Back to the aspect of zoning and urban growth, we have raped our forests and populated the riverbanks. The trees are there for a reason, to absorb water and hold the ground. The flood plains and natural catch basins are called as such since they are naturally flooded in a seasonal manner. People move in to flood plains and cry for help when it rains. But then again, it’s not really their fault since its property developers who created these subdivisions, buildings, and townhouses. How did these construction firms get away with it? It comes back again to the city and municipal planners and those darned hazard maps. Since urban growth is inevitable and permanent, measures should have been done to avoid possible problems such as spillways, dredging, pumping stations, dikes, among others. How come these are still not enough or that some plans going as far back as the 70’s remain in the drawing boards? It comes back again to the politicians and powers that be.
Then there’s climate change. The insatiable greed of the western world in the past few centuries has enclosed our planet with greenhouse gases and it cannot be helped, lest our global economy, which stands on oil, collapse. With the obvious change in weather events, third world countries such as ours are bound to suffer due to exposure to extreme drought or unusually severe thunderstorms. With the seas rising at approximately 3 millimeters per year due to the melting ice caps, and parts of Manila literally having sunk several feet below sea level due to water table depletion by deep wells, what would happen next is a no-brainer.
Really depressing, right?

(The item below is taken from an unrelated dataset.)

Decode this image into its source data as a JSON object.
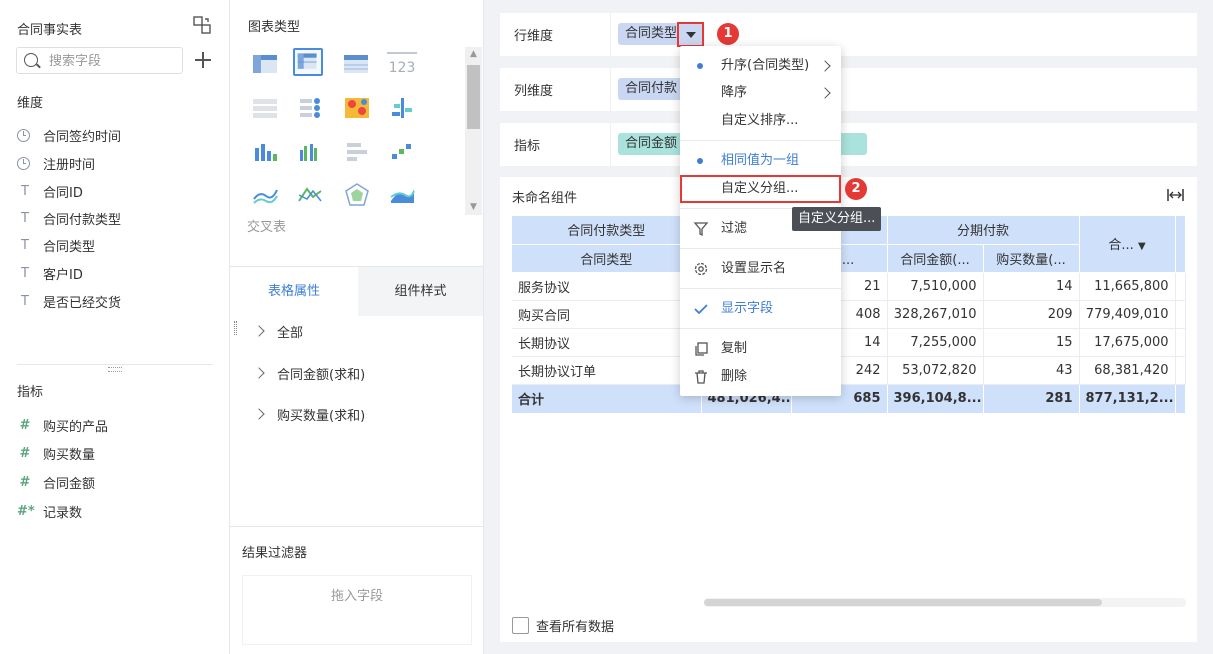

Do we have a right to blame the above listed? Not really. We put our leaders there in the first place, we throw cigarette butts and candy wrappers on the ground thinking that no harm would come from such teeny bit of a litter, we don’t heed the words of the wise to curb our population growth in the face of ever shrinking resources, we just half-heartedly recycle and conserve, and most of all, we just let the days pass by without even taking initiative to push the government or educate the people. We simply think that “some guy/agency is assigned to do that, it doesn’t concern me.” In the end, when we face disaster, we blame that “some guy/agency” for all our ills. When the government does one thing, people complain. When the government does the alternative, people still complain. Filipinos are naturally a complaining and never satisfied people.
Guess what, we are in a web, we’re all in this together. To blame the government, to blame the president, to blame the informal settlers, to blame the capitalists, to blame the church… means we are blaming ourselves.
We have to face this new reality of disasters head-on, there’s not much choice concerning it anyway. We have to stop merely criticizing from the comfort of our laptops in the web, and start acting by being more environmentally concerned and by sharing what we have with those in need, whether it be financial, logistical, or by our other talents. Our country has for too long been suffering from strife and discord, unity is our utmost need right now.
With all our follies and disasters, it’s about time we give finger-pointing a break, and simply seek help from one another. After all, no man is an island. And with this climate change, all small islands sink.
You can view the Flood Hazard Map of Manila created by the Philippine Mines and Geosciences Bureau. If you’re interested in viewing specific various areas, you can check the Philippine Landslide & Flood Maps at the Philippine Information Agency. If you’re Googlemap-savvy, you can check out the Regional Flood Maps of the Nababaha.com site.